Each line of the material must reappear unchanged in the answer.
==============================
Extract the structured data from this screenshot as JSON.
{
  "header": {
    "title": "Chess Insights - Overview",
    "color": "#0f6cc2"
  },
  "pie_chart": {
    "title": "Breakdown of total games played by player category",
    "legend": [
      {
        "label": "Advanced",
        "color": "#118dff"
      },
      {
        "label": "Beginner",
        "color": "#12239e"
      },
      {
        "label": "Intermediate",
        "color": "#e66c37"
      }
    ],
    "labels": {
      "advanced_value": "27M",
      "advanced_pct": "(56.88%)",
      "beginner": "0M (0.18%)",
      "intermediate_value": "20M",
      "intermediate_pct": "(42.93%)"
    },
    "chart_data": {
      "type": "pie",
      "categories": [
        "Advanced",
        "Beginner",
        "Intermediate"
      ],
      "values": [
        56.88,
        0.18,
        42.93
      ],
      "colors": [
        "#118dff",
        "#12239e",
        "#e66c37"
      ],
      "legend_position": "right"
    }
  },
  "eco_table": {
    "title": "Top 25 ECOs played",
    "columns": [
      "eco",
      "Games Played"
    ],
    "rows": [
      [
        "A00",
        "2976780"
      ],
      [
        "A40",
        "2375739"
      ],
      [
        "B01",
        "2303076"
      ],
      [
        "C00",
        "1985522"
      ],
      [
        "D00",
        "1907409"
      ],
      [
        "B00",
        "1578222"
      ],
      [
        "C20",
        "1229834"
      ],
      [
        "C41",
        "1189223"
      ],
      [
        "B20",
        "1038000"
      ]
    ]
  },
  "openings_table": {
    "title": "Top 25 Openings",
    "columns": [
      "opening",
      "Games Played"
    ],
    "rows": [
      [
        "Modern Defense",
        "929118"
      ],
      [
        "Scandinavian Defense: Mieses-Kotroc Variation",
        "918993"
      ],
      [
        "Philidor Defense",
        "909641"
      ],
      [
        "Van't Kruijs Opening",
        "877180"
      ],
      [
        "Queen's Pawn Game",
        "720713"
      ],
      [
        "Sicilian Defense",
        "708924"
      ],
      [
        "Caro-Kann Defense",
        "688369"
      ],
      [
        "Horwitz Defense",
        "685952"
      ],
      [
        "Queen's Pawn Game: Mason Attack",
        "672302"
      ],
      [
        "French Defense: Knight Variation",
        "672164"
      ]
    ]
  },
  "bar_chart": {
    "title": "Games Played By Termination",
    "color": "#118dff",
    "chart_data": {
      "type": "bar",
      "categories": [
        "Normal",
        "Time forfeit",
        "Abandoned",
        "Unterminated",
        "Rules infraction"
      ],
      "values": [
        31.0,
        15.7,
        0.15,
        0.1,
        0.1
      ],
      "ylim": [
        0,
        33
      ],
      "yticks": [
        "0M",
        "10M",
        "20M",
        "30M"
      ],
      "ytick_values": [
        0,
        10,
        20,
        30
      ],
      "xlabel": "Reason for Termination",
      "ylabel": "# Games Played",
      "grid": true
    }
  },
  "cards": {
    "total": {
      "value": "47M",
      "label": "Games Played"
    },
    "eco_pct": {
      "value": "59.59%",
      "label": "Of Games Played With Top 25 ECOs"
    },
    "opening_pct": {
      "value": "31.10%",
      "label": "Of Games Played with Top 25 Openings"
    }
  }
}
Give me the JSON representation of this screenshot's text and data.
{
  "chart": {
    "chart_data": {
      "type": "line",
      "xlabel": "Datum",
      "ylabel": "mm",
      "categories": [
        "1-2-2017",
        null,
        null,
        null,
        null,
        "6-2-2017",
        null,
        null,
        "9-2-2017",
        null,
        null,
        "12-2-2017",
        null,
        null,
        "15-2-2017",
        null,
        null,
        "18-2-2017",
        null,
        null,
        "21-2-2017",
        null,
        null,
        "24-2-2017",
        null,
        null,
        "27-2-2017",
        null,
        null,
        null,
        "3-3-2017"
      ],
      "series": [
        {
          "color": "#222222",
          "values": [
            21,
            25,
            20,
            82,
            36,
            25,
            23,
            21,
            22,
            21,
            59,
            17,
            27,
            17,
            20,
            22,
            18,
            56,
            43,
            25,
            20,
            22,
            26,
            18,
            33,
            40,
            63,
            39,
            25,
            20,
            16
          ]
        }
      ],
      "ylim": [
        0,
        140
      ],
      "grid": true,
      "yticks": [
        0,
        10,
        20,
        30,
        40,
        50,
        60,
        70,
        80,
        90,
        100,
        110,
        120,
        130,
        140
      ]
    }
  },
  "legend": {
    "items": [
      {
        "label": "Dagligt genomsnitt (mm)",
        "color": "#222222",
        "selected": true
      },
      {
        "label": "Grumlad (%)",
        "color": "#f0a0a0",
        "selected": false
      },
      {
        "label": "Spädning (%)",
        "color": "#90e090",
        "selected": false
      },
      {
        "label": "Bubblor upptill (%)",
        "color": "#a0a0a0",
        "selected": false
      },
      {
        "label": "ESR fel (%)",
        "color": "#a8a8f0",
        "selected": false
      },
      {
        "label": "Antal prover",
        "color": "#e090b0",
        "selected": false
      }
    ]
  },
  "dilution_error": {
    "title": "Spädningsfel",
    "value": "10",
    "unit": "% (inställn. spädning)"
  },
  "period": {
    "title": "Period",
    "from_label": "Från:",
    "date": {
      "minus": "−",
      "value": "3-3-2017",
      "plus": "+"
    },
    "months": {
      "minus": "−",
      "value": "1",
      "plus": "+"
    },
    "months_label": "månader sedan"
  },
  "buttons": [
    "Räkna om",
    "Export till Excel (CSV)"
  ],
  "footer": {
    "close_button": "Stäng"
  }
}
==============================
**Problem solution:**
Extract the structured data from this screenshot as JSON.
{
  "header": {
    "title": "Chess Insights - Overview",
    "color": "#0f6cc2"
  },
  "pie_chart": {
    "title": "Breakdown of total games played by player category",
    "legend": [
      {
        "label": "Advanced",
        "color": "#118dff"
      },
      {
        "label": "Beginner",
        "color": "#12239e"
      },
      {
        "label": "Intermediate",
        "color": "#e66c37"
      }
    ],
    "labels": {
      "advanced_value": "27M",
      "advanced_pct": "(56.88%)",
      "beginner": "0M (0.18%)",
      "intermediate_value": "20M",
      "intermediate_pct": "(42.93%)"
    },
    "chart_data": {
      "type": "pie",
      "categories": [
        "Advanced",
        "Beginner",
        "Intermediate"
      ],
      "values": [
        56.88,
        0.18,
        42.93
      ],
      "colors": [
        "#118dff",
        "#12239e",
        "#e66c37"
      ],
      "legend_position": "right"
    }
  },
  "eco_table": {
    "title": "Top 25 ECOs played",
    "columns": [
      "eco",
      "Games Played"
    ],
    "rows": [
      [
        "A00",
        "2976780"
      ],
      [
        "A40",
        "2375739"
      ],
      [
        "B01",
        "2303076"
      ],
      [
        "C00",
        "1985522"
      ],
      [
        "D00",
        "1907409"
      ],
      [
        "B00",
        "1578222"
      ],
      [
        "C20",
        "1229834"
      ],
      [
        "C41",
        "1189223"
      ],
      [
        "B20",
        "1038000"
      ]
    ]
  },
  "openings_table": {
    "title": "Top 25 Openings",
    "columns": [
      "opening",
      "Games Played"
    ],
    "rows": [
      [
        "Modern Defense",
        "929118"
      ],
      [
        "Scandinavian Defense: Mieses-Kotroc Variation",
        "918993"
      ],
      [
        "Philidor Defense",
        "909641"
      ],
      [
        "Van't Kruijs Opening",
        "877180"
      ],
      [
        "Queen's Pawn Game",
        "720713"
      ],
      [
        "Sicilian Defense",
        "708924"
      ],
      [
        "Caro-Kann Defense",
        "688369"
      ],
      [
        "Horwitz Defense",
        "685952"
      ],
      [
        "Queen's Pawn Game: Mason Attack",
        "672302"
      ],
      [
        "French Defense: Knight Variation",
        "672164"
      ]
    ]
  },
  "bar_chart": {
    "title": "Games Played By Termination",
    "color": "#118dff",
    "chart_data": {
      "type": "bar",
      "categories": [
        "Normal",
        "Time forfeit",
        "Abandoned",
        "Unterminated",
        "Rules infraction"
      ],
      "values": [
        31.0,
        15.7,
        0.15,
        0.1,
        0.1
      ],
      "ylim": [
        0,
        33
      ],
      "yticks": [
        "0M",
        "10M",
        "20M",
        "30M"
      ],
      "ytick_values": [
        0,
        10,
        20,
        30
      ],
      "xlabel": "Reason for Termination",
      "ylabel": "# Games Played",
      "grid": true
    }
  },
  "cards": {
    "total": {
      "value": "47M",
      "label": "Games Played"
    },
    "eco_pct": {
      "value": "59.59%",
      "label": "Of Games Played With Top 25 ECOs"
    },
    "opening_pct": {
      "value": "31.10%",
      "label": "Of Games Played with Top 25 Openings"
    }
  }
}
Give me the JSON representation of this screenshot's text and data.
{
  "chart": {
    "chart_data": {
      "type": "line",
      "xlabel": "Datum",
      "ylabel": "mm",
      "categories": [
        "1-2-2017",
        null,
        null,
        null,
        null,
        "6-2-2017",
        null,
        null,
        "9-2-2017",
        null,
        null,
        "12-2-2017",
        null,
        null,
        "15-2-2017",
        null,
        null,
        "18-2-2017",
        null,
        null,
        "21-2-2017",
        null,
        null,
        "24-2-2017",
        null,
        null,
        "27-2-2017",
        null,
        null,
        null,
        "3-3-2017"
      ],
      "series": [
        {
          "color": "#222222",
          "values": [
            21,
            25,
            20,
            82,
            36,
            25,
            23,
            21,
            22,
            21,
            59,
            17,
            27,
            17,
            20,
            22,
            18,
            56,
            43,
            25,
            20,
            22,
            26,
            18,
            33,
            40,
            63,
            39,
            25,
            20,
            16
          ]
        }
      ],
      "ylim": [
        0,
        140
      ],
      "grid": true,
      "yticks": [
        0,
        10,
        20,
        30,
        40,
        50,
        60,
        70,
        80,
        90,
        100,
        110,
        120,
        130,
        140
      ]
    }
  },
  "legend": {
    "items": [
      {
        "label": "Dagligt genomsnitt (mm)",
        "color": "#222222",
        "selected": true
      },
      {
        "label": "Grumlad (%)",
        "color": "#f0a0a0",
        "selected": false
      },
      {
        "label": "Spädning (%)",
        "color": "#90e090",
        "selected": false
      },
      {
        "label": "Bubblor upptill (%)",
        "color": "#a0a0a0",
        "selected": false
      },
      {
        "label": "ESR fel (%)",
        "color": "#a8a8f0",
        "selected": false
      },
      {
        "label": "Antal prover",
        "color": "#e090b0",
        "selected": false
      }
    ]
  },
  "dilution_error": {
    "title": "Spädningsfel",
    "value": "10",
    "unit": "% (inställn. spädning)"
  },
  "period": {
    "title": "Period",
    "from_label": "Från:",
    "date": {
      "minus": "−",
      "value": "3-3-2017",
      "plus": "+"
    },
    "months": {
      "minus": "−",
      "value": "1",
      "plus": "+"
    },
    "months_label": "månader sedan"
  },
  "buttons": [
    "Räkna om",
    "Export till Excel (CSV)"
  ],
  "footer": {
    "close_button": "Stäng"
  }
}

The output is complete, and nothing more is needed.